Work request ::
Write out all of the entries exactly, please.

Data excerpts ::
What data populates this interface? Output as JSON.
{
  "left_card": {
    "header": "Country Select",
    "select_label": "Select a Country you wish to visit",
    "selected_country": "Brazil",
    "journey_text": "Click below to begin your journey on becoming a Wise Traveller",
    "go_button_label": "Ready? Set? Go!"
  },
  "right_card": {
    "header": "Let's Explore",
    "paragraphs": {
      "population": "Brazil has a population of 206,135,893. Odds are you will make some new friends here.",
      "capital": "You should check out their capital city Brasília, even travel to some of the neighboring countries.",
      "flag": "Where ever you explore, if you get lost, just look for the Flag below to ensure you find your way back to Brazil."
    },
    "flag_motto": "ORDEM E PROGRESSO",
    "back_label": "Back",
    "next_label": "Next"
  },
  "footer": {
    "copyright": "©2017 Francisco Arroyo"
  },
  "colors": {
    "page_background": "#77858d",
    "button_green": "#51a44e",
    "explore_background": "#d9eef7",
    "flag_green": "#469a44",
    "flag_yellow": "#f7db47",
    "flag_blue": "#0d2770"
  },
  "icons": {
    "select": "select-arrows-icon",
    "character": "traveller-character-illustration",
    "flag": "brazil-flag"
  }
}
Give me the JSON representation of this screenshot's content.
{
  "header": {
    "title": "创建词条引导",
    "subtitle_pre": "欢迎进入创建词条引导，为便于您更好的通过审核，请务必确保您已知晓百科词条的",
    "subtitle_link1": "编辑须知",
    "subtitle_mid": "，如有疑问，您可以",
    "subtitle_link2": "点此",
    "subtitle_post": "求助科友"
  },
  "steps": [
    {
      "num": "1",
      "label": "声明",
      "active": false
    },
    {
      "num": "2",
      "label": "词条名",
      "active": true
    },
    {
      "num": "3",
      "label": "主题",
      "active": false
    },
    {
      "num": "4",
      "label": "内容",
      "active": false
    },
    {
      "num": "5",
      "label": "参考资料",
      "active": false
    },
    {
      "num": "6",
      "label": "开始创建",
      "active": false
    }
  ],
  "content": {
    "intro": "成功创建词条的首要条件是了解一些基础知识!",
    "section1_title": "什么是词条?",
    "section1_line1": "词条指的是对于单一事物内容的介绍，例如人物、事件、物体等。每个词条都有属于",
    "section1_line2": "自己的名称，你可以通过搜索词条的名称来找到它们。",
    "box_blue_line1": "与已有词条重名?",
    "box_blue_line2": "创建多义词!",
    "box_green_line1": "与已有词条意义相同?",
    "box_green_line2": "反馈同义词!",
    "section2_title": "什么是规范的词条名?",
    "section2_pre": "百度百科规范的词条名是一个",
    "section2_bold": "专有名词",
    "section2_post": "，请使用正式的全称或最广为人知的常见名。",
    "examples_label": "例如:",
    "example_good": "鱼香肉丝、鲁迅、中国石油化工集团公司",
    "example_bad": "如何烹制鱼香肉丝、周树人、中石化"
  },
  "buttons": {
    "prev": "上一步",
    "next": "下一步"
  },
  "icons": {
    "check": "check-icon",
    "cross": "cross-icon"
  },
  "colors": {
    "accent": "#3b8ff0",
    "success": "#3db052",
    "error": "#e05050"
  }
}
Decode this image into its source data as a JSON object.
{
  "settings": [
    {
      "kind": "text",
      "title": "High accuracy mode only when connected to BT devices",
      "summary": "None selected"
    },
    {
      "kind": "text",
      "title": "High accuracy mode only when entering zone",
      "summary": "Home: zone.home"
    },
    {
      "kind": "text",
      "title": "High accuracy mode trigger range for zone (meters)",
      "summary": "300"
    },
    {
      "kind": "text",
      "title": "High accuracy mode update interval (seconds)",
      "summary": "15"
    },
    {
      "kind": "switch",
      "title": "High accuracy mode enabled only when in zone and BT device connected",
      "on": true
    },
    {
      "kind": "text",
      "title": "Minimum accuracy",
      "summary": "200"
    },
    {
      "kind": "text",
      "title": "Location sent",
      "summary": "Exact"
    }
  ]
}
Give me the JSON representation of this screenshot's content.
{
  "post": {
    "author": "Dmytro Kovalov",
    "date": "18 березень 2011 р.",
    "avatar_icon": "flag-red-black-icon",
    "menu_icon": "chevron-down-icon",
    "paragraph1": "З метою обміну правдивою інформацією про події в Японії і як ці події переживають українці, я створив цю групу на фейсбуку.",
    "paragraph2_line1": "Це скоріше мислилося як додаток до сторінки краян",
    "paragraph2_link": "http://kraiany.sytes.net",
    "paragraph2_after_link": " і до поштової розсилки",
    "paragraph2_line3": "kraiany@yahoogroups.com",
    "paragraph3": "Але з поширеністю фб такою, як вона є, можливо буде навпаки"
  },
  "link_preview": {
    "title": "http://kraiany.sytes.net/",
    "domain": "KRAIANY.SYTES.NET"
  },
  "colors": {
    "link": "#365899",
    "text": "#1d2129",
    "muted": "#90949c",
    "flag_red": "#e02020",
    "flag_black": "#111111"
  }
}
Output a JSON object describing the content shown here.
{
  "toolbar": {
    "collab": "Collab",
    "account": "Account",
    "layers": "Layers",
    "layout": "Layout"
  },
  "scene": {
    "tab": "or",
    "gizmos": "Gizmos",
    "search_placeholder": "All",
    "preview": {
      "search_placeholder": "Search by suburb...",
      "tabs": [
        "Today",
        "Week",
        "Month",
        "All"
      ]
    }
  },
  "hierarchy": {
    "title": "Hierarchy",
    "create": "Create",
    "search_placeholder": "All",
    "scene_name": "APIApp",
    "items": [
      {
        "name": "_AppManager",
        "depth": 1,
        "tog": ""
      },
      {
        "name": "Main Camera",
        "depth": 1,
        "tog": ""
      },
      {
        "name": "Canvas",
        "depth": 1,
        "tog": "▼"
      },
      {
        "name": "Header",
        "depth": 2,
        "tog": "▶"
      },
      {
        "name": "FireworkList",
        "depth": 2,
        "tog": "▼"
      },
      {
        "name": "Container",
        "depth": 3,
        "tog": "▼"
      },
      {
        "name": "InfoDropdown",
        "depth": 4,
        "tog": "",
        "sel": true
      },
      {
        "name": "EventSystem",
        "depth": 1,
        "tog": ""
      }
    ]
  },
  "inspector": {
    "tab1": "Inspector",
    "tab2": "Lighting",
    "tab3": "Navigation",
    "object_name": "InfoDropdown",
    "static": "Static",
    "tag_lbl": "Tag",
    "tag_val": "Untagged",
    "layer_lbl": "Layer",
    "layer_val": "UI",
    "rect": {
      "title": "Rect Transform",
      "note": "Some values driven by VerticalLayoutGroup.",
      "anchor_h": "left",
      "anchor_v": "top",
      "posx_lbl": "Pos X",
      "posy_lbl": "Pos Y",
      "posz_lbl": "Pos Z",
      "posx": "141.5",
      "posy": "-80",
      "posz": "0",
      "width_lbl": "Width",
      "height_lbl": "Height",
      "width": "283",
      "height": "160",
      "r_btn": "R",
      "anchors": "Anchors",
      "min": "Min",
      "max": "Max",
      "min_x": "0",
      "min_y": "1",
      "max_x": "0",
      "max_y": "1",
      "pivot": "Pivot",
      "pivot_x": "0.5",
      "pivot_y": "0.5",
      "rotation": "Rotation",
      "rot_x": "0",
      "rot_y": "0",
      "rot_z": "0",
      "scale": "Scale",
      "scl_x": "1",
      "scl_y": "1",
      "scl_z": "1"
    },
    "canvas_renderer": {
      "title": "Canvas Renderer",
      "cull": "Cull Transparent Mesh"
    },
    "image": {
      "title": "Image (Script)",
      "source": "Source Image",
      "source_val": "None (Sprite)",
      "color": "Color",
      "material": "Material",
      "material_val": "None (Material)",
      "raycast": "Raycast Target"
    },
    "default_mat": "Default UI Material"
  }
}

Reply ::
What data populates this interface? Output as JSON.
{
  "left_card": {
    "header": "Country Select",
    "select_label": "Select a Country you wish to visit",
    "selected_country": "Brazil",
    "journey_text": "Click below to begin your journey on becoming a Wise Traveller",
    "go_button_label": "Ready? Set? Go!"
  },
  "right_card": {
    "header": "Let's Explore",
    "paragraphs": {
      "population": "Brazil has a population of 206,135,893. Odds are you will make some new friends here.",
      "capital": "You should check out their capital city Brasília, even travel to some of the neighboring countries.",
      "flag": "Where ever you explore, if you get lost, just look for the Flag below to ensure you find your way back to Brazil."
    },
    "flag_motto": "ORDEM E PROGRESSO",
    "back_label": "Back",
    "next_label": "Next"
  },
  "footer": {
    "copyright": "©2017 Francisco Arroyo"
  },
  "colors": {
    "page_background": "#77858d",
    "button_green": "#51a44e",
    "explore_background": "#d9eef7",
    "flag_green": "#469a44",
    "flag_yellow": "#f7db47",
    "flag_blue": "#0d2770"
  },
  "icons": {
    "select": "select-arrows-icon",
    "character": "traveller-character-illustration",
    "flag": "brazil-flag"
  }
}
Give me the JSON representation of this screenshot's content.
{
  "header": {
    "title": "创建词条引导",
    "subtitle_pre": "欢迎进入创建词条引导，为便于您更好的通过审核，请务必确保您已知晓百科词条的",
    "subtitle_link1": "编辑须知",
    "subtitle_mid": "，如有疑问，您可以",
    "subtitle_link2": "点此",
    "subtitle_post": "求助科友"
  },
  "steps": [
    {
      "num": "1",
      "label": "声明",
      "active": false
    },
    {
      "num": "2",
      "label": "词条名",
      "active": true
    },
    {
      "num": "3",
      "label": "主题",
      "active": false
    },
    {
      "num": "4",
      "label": "内容",
      "active": false
    },
    {
      "num": "5",
      "label": "参考资料",
      "active": false
    },
    {
      "num": "6",
      "label": "开始创建",
      "active": false
    }
  ],
  "content": {
    "intro": "成功创建词条的首要条件是了解一些基础知识!",
    "section1_title": "什么是词条?",
    "section1_line1": "词条指的是对于单一事物内容的介绍，例如人物、事件、物体等。每个词条都有属于",
    "section1_line2": "自己的名称，你可以通过搜索词条的名称来找到它们。",
    "box_blue_line1": "与已有词条重名?",
    "box_blue_line2": "创建多义词!",
    "box_green_line1": "与已有词条意义相同?",
    "box_green_line2": "反馈同义词!",
    "section2_title": "什么是规范的词条名?",
    "section2_pre": "百度百科规范的词条名是一个",
    "section2_bold": "专有名词",
    "section2_post": "，请使用正式的全称或最广为人知的常见名。",
    "examples_label": "例如:",
    "example_good": "鱼香肉丝、鲁迅、中国石油化工集团公司",
    "example_bad": "如何烹制鱼香肉丝、周树人、中石化"
  },
  "buttons": {
    "prev": "上一步",
    "next": "下一步"
  },
  "icons": {
    "check": "check-icon",
    "cross": "cross-icon"
  },
  "colors": {
    "accent": "#3b8ff0",
    "success": "#3db052",
    "error": "#e05050"
  }
}
Decode this image into its source data as a JSON object.
{
  "settings": [
    {
      "kind": "text",
      "title": "High accuracy mode only when connected to BT devices",
      "summary": "None selected"
    },
    {
      "kind": "text",
      "title": "High accuracy mode only when entering zone",
      "summary": "Home: zone.home"
    },
    {
      "kind": "text",
      "title": "High accuracy mode trigger range for zone (meters)",
      "summary": "300"
    },
    {
      "kind": "text",
      "title": "High accuracy mode update interval (seconds)",
      "summary": "15"
    },
    {
      "kind": "switch",
      "title": "High accuracy mode enabled only when in zone and BT device connected",
      "on": true
    },
    {
      "kind": "text",
      "title": "Minimum accuracy",
      "summary": "200"
    },
    {
      "kind": "text",
      "title": "Location sent",
      "summary": "Exact"
    }
  ]
}
Give me the JSON representation of this screenshot's content.
{
  "post": {
    "author": "Dmytro Kovalov",
    "date": "18 березень 2011 р.",
    "avatar_icon": "flag-red-black-icon",
    "menu_icon": "chevron-down-icon",
    "paragraph1": "З метою обміну правдивою інформацією про події в Японії і як ці події переживають українці, я створив цю групу на фейсбуку.",
    "paragraph2_line1": "Це скоріше мислилося як додаток до сторінки краян",
    "paragraph2_link": "http://kraiany.sytes.net",
    "paragraph2_after_link": " і до поштової розсилки",
    "paragraph2_line3": "kraiany@yahoogroups.com",
    "paragraph3": "Але з поширеністю фб такою, як вона є, можливо буде навпаки"
  },
  "link_preview": {
    "title": "http://kraiany.sytes.net/",
    "domain": "KRAIANY.SYTES.NET"
  },
  "colors": {
    "link": "#365899",
    "text": "#1d2129",
    "muted": "#90949c",
    "flag_red": "#e02020",
    "flag_black": "#111111"
  }
}
Output a JSON object describing the content shown here.
{
  "toolbar": {
    "collab": "Collab",
    "account": "Account",
    "layers": "Layers",
    "layout": "Layout"
  },
  "scene": {
    "tab": "or",
    "gizmos": "Gizmos",
    "search_placeholder": "All",
    "preview": {
      "search_placeholder": "Search by suburb...",
      "tabs": [
        "Today",
        "Week",
        "Month",
        "All"
      ]
    }
  },
  "hierarchy": {
    "title": "Hierarchy",
    "create": "Create",
    "search_placeholder": "All",
    "scene_name": "APIApp",
    "items": [
      {
        "name": "_AppManager",
        "depth": 1,
        "tog": ""
      },
      {
        "name": "Main Camera",
        "depth": 1,
        "tog": ""
      },
      {
        "name": "Canvas",
        "depth": 1,
        "tog": "▼"
      },
      {
        "name": "Header",
        "depth": 2,
        "tog": "▶"
      },
      {
        "name": "FireworkList",
        "depth": 2,
        "tog": "▼"
      },
      {
        "name": "Container",
        "depth": 3,
        "tog": "▼"
      },
      {
        "name": "InfoDropdown",
        "depth": 4,
        "tog": "",
        "sel": true
      },
      {
        "name": "EventSystem",
        "depth": 1,
        "tog": ""
      }
    ]
  },
  "inspector": {
    "tab1": "Inspector",
    "tab2": "Lighting",
    "tab3": "Navigation",
    "object_name": "InfoDropdown",
    "static": "Static",
    "tag_lbl": "Tag",
    "tag_val": "Untagged",
    "layer_lbl": "Layer",
    "layer_val": "UI",
    "rect": {
      "title": "Rect Transform",
      "note": "Some values driven by VerticalLayoutGroup.",
      "anchor_h": "left",
      "anchor_v": "top",
      "posx_lbl": "Pos X",
      "posy_lbl": "Pos Y",
      "posz_lbl": "Pos Z",
      "posx": "141.5",
      "posy": "-80",
      "posz": "0",
      "width_lbl": "Width",
      "height_lbl": "Height",
      "width": "283",
      "height": "160",
      "r_btn": "R",
      "anchors": "Anchors",
      "min": "Min",
      "max": "Max",
      "min_x": "0",
      "min_y": "1",
      "max_x": "0",
      "max_y": "1",
      "pivot": "Pivot",
      "pivot_x": "0.5",
      "pivot_y": "0.5",
      "rotation": "Rotation",
      "rot_x": "0",
      "rot_y": "0",
      "rot_z": "0",
      "scale": "Scale",
      "scl_x": "1",
      "scl_y": "1",
      "scl_z": "1"
    },
    "canvas_renderer": {
      "title": "Canvas Renderer",
      "cull": "Cull Transparent Mesh"
    },
    "image": {
      "title": "Image (Script)",
      "source": "Source Image",
      "source_val": "None (Sprite)",
      "color": "Color",
      "material": "Material",
      "material_val": "None (Material)",
      "raycast": "Raycast Target"
    },
    "default_mat": "Default UI Material"
  }
}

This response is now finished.